In the past, there was also the smell of firecrackers. It was the scent that most epitomized Tet. The moment you smelled the firecrackers, you knew Tet was almost here. On New Year's Eve, in the fleeting transition between the old and the new, within the sacred space, the scent and sound of firecrackers heralded the arrival of Tet, embodying the jubilant atmosphere of a new year, welcoming new successes. It's a pity that nowadays, Tet lacks the sound of firecrackers. Without the crackling of firecrackers, the Tet scent is incomplete. The children of the old days hold onto memories of bursting firecrackers and gleefully picking up remnants amid the thick smoke. It's a pity for the children born and raised without firecrackers during Tet. In their memories, there's no scent of firecrackers, no echoing sounds, and no crimson firecracker debris covering the ground.

The scent of money, of gold, is also a Tet scent, even though it's often burned on the death anniversary. But on Tet, this scent is different, imbued with solemnity and reverence. I recall my father's insistence on burning the gold completely to ashes, explaining that we couldn't offer torn clothes and damaged money to our ancestors because they weren't fully burnt.

Lastly, there's the scent of fruit platters, each fruit emitting its unique aroma, collectively forming the fragrance of Tet.

The Tet scent is a harmonious blend of various aromas unique to Tet. It's not just the scent of objects; it's also the sacred scent that accompanies each person throughout their life. While each family, each lineage, may have its own Tet scent, the overarching Tet scent is unforgettable, yet challenging to fully recreate as it was in the old days.

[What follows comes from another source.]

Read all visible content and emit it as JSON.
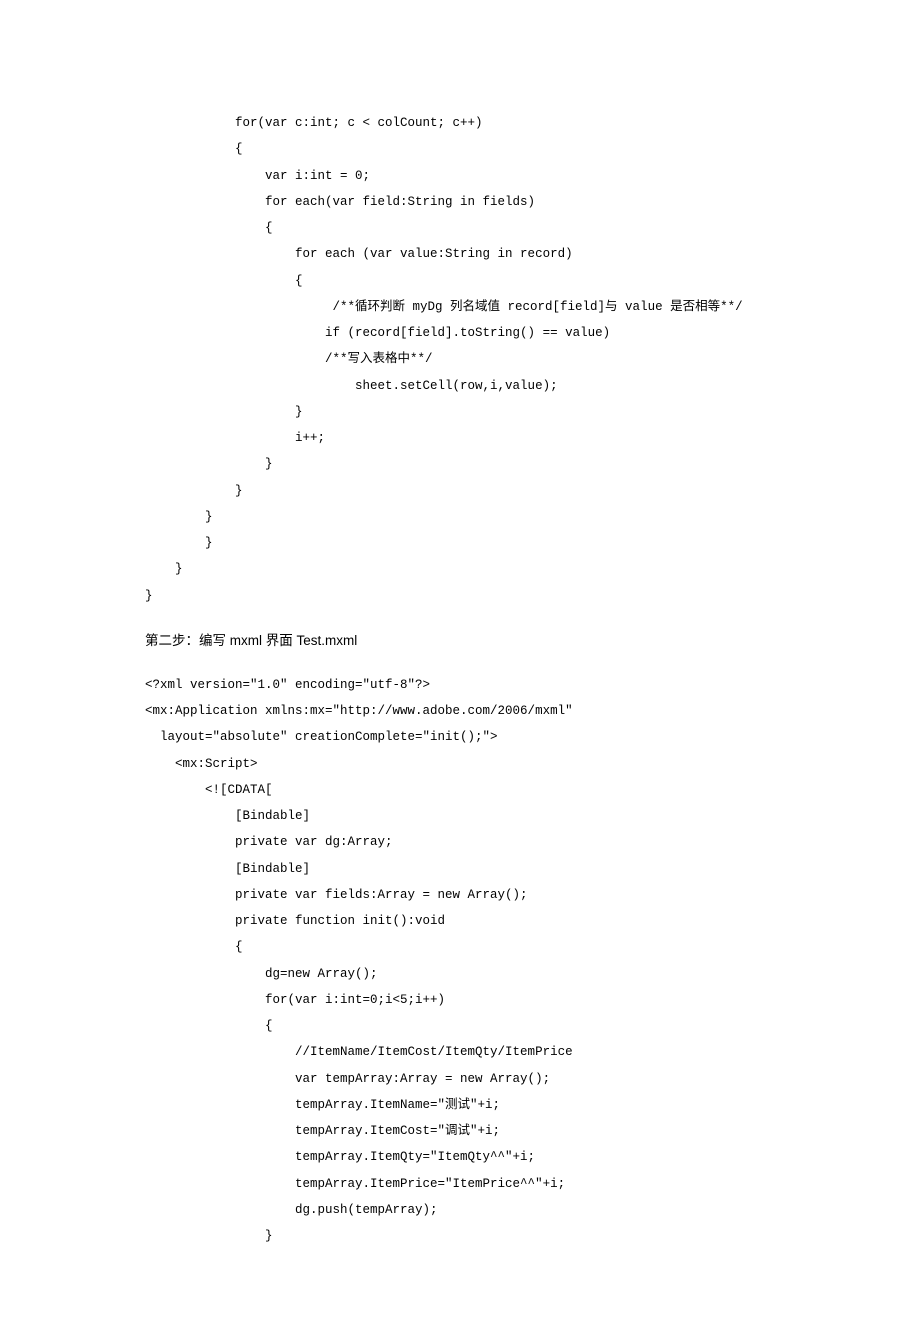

Tet is approaching once again. Remembering the Tet scent brings back memories of my father, of my mother, of those who have passed away. The overwhelming sense of longing brings tears to my eyes.

By Do Duy Ngoc